# What the task asks
An exact copy of the data below is required; return it in full.

[Website and app data records]
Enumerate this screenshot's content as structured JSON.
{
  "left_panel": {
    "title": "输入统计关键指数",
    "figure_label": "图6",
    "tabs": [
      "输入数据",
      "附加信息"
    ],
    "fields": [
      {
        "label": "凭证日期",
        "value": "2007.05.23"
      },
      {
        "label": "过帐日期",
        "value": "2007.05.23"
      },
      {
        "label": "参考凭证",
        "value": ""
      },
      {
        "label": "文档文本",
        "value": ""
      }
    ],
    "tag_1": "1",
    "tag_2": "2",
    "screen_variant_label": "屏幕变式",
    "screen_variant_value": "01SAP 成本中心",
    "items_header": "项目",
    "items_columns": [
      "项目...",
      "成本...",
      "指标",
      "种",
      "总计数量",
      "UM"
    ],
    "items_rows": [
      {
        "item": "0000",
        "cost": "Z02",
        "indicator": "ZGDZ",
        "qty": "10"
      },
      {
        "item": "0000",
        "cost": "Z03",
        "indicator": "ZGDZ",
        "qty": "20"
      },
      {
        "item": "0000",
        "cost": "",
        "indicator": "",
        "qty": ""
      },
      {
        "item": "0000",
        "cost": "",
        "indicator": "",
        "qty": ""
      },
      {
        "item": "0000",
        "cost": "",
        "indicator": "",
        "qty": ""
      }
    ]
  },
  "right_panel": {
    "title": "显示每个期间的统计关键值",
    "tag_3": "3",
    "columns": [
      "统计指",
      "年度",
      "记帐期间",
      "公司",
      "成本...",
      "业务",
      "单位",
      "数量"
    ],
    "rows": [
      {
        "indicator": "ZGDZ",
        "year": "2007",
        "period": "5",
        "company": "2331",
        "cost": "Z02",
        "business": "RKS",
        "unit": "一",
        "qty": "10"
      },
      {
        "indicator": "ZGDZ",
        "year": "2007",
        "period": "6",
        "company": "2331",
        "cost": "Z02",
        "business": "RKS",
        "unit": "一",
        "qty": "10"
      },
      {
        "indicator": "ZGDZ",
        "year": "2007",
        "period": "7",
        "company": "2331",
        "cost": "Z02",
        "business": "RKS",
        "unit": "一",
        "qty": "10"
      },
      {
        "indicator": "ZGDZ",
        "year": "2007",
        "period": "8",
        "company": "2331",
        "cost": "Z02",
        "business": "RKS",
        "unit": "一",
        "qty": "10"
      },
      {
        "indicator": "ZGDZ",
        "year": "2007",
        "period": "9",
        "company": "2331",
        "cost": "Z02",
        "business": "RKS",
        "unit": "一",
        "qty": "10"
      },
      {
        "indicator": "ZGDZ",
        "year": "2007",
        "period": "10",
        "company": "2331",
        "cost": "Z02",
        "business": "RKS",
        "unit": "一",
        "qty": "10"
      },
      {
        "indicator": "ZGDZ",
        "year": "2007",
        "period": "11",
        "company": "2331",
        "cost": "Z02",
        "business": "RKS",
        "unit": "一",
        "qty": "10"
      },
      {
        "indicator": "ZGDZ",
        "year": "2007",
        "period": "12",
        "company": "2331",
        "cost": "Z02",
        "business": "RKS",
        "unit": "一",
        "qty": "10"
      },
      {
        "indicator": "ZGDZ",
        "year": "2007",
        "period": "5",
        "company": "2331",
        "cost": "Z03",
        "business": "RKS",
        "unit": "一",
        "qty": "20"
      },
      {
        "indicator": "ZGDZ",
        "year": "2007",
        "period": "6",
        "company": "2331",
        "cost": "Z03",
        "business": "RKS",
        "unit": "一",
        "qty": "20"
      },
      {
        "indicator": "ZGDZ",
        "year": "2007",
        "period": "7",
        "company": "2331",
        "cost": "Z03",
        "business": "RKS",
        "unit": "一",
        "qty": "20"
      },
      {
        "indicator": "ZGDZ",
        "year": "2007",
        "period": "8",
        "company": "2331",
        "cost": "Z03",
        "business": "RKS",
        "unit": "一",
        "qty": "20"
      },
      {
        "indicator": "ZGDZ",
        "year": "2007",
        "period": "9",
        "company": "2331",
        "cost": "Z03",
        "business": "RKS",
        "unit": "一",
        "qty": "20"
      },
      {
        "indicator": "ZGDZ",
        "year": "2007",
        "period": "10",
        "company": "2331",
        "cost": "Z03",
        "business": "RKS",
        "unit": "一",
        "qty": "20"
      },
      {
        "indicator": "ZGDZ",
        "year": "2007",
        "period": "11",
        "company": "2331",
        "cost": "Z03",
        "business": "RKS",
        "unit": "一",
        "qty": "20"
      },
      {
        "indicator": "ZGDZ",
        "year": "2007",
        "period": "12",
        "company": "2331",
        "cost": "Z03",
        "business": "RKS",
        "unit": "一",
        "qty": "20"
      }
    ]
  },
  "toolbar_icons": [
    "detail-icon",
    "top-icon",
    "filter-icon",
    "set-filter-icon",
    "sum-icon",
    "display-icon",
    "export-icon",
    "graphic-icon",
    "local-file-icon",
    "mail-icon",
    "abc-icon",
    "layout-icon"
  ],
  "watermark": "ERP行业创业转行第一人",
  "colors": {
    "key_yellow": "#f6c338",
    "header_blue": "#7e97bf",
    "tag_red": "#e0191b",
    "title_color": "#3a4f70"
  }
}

# Exercise result
Enumerate this screenshot's content as structured JSON.
{
  "left_panel": {
    "title": "输入统计关键指数",
    "figure_label": "图6",
    "tabs": [
      "输入数据",
      "附加信息"
    ],
    "fields": [
      {
        "label": "凭证日期",
        "value": "2007.05.23"
      },
      {
        "label": "过帐日期",
        "value": "2007.05.23"
      },
      {
        "label": "参考凭证",
        "value": ""
      },
      {
        "label": "文档文本",
        "value": ""
      }
    ],
    "tag_1": "1",
    "tag_2": "2",
    "screen_variant_label": "屏幕变式",
    "screen_variant_value": "01SAP 成本中心",
    "items_header": "项目",
    "items_columns": [
      "项目...",
      "成本...",
      "指标",
      "种",
      "总计数量",
      "UM"
    ],
    "items_rows": [
      {
        "item": "0000",
        "cost": "Z02",
        "indicator": "ZGDZ",
        "qty": "10"
      },
      {
        "item": "0000",
        "cost": "Z03",
        "indicator": "ZGDZ",
        "qty": "20"
      },
      {
        "item": "0000",
        "cost": "",
        "indicator": "",
        "qty": ""
      },
      {
        "item": "0000",
        "cost": "",
        "indicator": "",
        "qty": ""
      },
      {
        "item": "0000",
        "cost": "",
        "indicator": "",
        "qty": ""
      }
    ]
  },
  "right_panel": {
    "title": "显示每个期间的统计关键值",
    "tag_3": "3",
    "columns": [
      "统计指",
      "年度",
      "记帐期间",
      "公司",
      "成本...",
      "业务",
      "单位",
      "数量"
    ],
    "rows": [
      {
        "indicator": "ZGDZ",
        "year": "2007",
        "period": "5",
        "company": "2331",
        "cost": "Z02",
        "business": "RKS",
        "unit": "一",
        "qty": "10"
      },
      {
        "indicator": "ZGDZ",
        "year": "2007",
        "period": "6",
        "company": "2331",
        "cost": "Z02",
        "business": "RKS",
        "unit": "一",
        "qty": "10"
      },
      {
        "indicator": "ZGDZ",
        "year": "2007",
        "period": "7",
        "company": "2331",
        "cost": "Z02",
        "business": "RKS",
        "unit": "一",
        "qty": "10"
      },
      {
        "indicator": "ZGDZ",
        "year": "2007",
        "period": "8",
        "company": "2331",
        "cost": "Z02",
        "business": "RKS",
        "unit": "一",
        "qty": "10"
      },
      {
        "indicator": "ZGDZ",
        "year": "2007",
        "period": "9",
        "company": "2331",
        "cost": "Z02",
        "business": "RKS",
        "unit": "一",
        "qty": "10"
      },
      {
        "indicator": "ZGDZ",
        "year": "2007",
        "period": "10",
        "company": "2331",
        "cost": "Z02",
        "business": "RKS",
        "unit": "一",
        "qty": "10"
      },
      {
        "indicator": "ZGDZ",
        "year": "2007",
        "period": "11",
        "company": "2331",
        "cost": "Z02",
        "business": "RKS",
        "unit": "一",
        "qty": "10"
      },
      {
        "indicator": "ZGDZ",
        "year": "2007",
        "period": "12",
        "company": "2331",
        "cost": "Z02",
        "business": "RKS",
        "unit": "一",
        "qty": "10"
      },
      {
        "indicator": "ZGDZ",
        "year": "2007",
        "period": "5",
        "company": "2331",
        "cost": "Z03",
        "business": "RKS",
        "unit": "一",
        "qty": "20"
      },
      {
        "indicator": "ZGDZ",
        "year": "2007",
        "period": "6",
        "company": "2331",
        "cost": "Z03",
        "business": "RKS",
        "unit": "一",
        "qty": "20"
      },
      {
        "indicator": "ZGDZ",
        "year": "2007",
        "period": "7",
        "company": "2331",
        "cost": "Z03",
        "business": "RKS",
        "unit": "一",
        "qty": "20"
      },
      {
        "indicator": "ZGDZ",
        "year": "2007",
        "period": "8",
        "company": "2331",
        "cost": "Z03",
        "business": "RKS",
        "unit": "一",
        "qty": "20"
      },
      {
        "indicator": "ZGDZ",
        "year": "2007",
        "period": "9",
        "company": "2331",
        "cost": "Z03",
        "business": "RKS",
        "unit": "一",
        "qty": "20"
      },
      {
        "indicator": "ZGDZ",
        "year": "2007",
        "period": "10",
        "company": "2331",
        "cost": "Z03",
        "business": "RKS",
        "unit": "一",
        "qty": "20"
      },
      {
        "indicator": "ZGDZ",
        "year": "2007",
        "period": "11",
        "company": "2331",
        "cost": "Z03",
        "business": "RKS",
        "unit": "一",
        "qty": "20"
      },
      {
        "indicator": "ZGDZ",
        "year": "2007",
        "period": "12",
        "company": "2331",
        "cost": "Z03",
        "business": "RKS",
        "unit": "一",
        "qty": "20"
      }
    ]
  },
  "toolbar_icons": [
    "detail-icon",
    "top-icon",
    "filter-icon",
    "set-filter-icon",
    "sum-icon",
    "display-icon",
    "export-icon",
    "graphic-icon",
    "local-file-icon",
    "mail-icon",
    "abc-icon",
    "layout-icon"
  ],
  "watermark": "ERP行业创业转行第一人",
  "colors": {
    "key_yellow": "#f6c338",
    "header_blue": "#7e97bf",
    "tag_red": "#e0191b",
    "title_color": "#3a4f70"
  }
}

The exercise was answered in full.